If you’re planting your sweet corn outside, sow your seed two to four inches apart to form blocks as opposed to a single long row. This formation lends itself to the best chances of plentiful fertilization. You may also wish to consider planting two or more seeds per spacing to ensure adequate germination rates and full rows. After sprouting, thin your short variety seedlings to one foot to 18 inches apart, or 18 inches to two feet for taller ones, once seedlings are half a foot in height. Leave only the seedlings with the strongest and healthiest appearance. If you crowd your corn, it will result in excellent foliage production, but ear production will be poor or nonexistent.

As much as sweet corn likes hot weather, it also requires considerable and consistent moisture in order to grow properly, but preferably not from overhead. When watering, water around the bases of the plants to prevent wilting and fungal infections and to discourage pests. Watering from the bases becomes particularly important once the plants’ tassels appear and their ears begin to develop silk. Watering from the bottom of the plants prevents the valuable pollen from being washed off and wasted. Because corn requires large amounts of nitrogen, it’s recommended to feed your plants every three to six weeks with an aged compost or nitrogen-rich plant food. If you find that the leaves of your plants are yellowing, it’s a sign that they need more nitrogen. If they’re turning purple, the weather is either too cold or there’s a deficiency of phosphorus. Poor or no kernel production indicates too little potassium, poor pollination or overcrowding.
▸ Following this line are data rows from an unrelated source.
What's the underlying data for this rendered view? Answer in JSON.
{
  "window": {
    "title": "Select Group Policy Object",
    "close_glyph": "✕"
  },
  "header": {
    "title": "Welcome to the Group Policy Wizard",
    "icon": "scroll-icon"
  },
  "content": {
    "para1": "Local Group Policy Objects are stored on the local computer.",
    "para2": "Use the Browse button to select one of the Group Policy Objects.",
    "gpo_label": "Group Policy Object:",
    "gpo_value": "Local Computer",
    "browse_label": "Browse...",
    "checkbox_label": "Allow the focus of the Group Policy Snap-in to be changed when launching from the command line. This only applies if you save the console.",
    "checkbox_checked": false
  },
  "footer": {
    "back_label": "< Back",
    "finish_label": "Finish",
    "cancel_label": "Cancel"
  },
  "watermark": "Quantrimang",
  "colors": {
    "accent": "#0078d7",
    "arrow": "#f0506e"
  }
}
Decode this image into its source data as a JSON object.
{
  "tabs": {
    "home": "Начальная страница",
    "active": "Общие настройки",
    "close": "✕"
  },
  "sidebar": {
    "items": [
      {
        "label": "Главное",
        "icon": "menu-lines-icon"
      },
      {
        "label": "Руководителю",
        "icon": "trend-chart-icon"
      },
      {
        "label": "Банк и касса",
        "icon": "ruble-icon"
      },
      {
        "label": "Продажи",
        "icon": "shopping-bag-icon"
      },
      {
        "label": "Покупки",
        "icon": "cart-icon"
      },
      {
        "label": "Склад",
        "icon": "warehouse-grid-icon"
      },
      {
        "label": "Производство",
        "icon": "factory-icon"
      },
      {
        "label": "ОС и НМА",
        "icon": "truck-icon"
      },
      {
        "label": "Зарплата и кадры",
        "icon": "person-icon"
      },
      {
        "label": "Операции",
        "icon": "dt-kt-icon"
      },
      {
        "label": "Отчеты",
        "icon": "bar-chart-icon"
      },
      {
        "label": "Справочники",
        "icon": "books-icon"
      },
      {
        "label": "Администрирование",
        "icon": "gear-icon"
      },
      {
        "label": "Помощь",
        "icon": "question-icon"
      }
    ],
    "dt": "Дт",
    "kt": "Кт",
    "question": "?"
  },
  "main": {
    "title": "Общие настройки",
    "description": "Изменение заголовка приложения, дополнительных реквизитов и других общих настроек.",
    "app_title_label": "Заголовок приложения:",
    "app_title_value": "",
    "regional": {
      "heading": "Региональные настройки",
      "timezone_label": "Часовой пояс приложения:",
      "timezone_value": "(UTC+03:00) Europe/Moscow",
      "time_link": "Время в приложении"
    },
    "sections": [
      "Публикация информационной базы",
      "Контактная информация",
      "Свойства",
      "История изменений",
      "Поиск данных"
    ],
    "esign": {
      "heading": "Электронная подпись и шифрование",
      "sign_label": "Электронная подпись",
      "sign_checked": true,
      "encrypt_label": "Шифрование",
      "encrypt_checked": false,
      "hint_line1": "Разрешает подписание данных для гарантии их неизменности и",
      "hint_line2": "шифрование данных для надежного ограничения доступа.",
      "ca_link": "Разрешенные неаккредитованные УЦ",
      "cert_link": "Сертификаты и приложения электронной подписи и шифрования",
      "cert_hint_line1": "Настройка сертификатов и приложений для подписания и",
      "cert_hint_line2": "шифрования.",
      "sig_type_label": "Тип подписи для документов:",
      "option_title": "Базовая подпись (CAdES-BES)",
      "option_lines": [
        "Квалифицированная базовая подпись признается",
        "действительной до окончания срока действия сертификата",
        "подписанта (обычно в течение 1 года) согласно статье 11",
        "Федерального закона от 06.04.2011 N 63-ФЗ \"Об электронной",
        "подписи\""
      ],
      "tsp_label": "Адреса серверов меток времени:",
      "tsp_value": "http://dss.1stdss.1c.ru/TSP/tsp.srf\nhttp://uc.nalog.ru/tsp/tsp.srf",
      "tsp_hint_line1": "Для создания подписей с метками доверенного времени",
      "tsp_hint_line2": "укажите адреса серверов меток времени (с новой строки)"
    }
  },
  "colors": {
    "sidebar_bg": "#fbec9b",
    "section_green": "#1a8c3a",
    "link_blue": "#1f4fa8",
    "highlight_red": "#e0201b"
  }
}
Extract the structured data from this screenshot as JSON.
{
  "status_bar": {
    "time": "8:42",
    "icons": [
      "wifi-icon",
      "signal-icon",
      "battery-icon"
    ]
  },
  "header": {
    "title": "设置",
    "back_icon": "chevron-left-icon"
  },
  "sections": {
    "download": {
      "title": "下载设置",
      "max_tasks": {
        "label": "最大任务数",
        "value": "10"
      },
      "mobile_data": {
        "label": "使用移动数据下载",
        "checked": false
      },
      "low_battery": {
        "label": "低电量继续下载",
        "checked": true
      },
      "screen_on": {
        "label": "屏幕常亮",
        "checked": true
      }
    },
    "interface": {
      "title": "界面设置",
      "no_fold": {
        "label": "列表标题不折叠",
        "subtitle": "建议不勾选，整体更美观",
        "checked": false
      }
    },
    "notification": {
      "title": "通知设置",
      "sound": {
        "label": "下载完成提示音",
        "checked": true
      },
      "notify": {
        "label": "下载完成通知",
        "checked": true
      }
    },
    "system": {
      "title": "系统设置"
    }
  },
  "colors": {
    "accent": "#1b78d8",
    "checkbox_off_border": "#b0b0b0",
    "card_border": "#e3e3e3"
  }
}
Pests aren’t terribly common with sweet corn, but they’re troublesome enough that you’ll want to take steps to avoid them. If you don’t wish to use pesticides, companion planting is an effective way to discourage unwanted guests. Such plants include tansy, potatoes, peas, cucumbers, beans, squash and pumpkins.

To care for your sweet corn, weeding is of the utmost importance as these plants will steal valuable water and nutrients and stunt corn’s growth. Since sweet corn is a vegetable with shallow roots, try to avoid tilling too deeply into the soil. If scavenging by birds is a concern, you can cover your corn ears with paper bags after they’ve been sufficiently pollinated.

While pests are not a huge issue for the average sweet corn grower, there are some that may be a menace. These include wireworms, flea beetles, corn earworms, cutworms, corn borers and even ants. The best way to rid your plants of these nuisances is to pick them off by hand and kill them. Earworms leave their eggs on the ears’ silky strands. The resulting larvae move down into the ears to eat the developing kernels. Adding a drop of vegetable oil to the tip of each ear suffocates these pests. You can expect corn borers to bore into the stalks of the plants and kill them by depriving them of nutrients. Prevent them by keeping plant debris cleaned up. Rats, mice, squirrels and raccoons are also frequent corn pests. Keep them out by installing traps or fences or spraying the ears with a cayenne pepper solution.

After 60 to 100 days depending on the variety and weather, your sweet corn will be ready to harvest. When the husks covering the ears become a deep green, the silky threads turn a light brown and the kernels are plump and juicy, the corn is ready to pick. Each plant will likely only yield two ears. In most cases, harvest occurs around 20 days after the appearance of the silks. It’s recommended to harvest your sweet corn in the morning and to immediately place them into ice-cold water in order to preserve their texture and sweetness.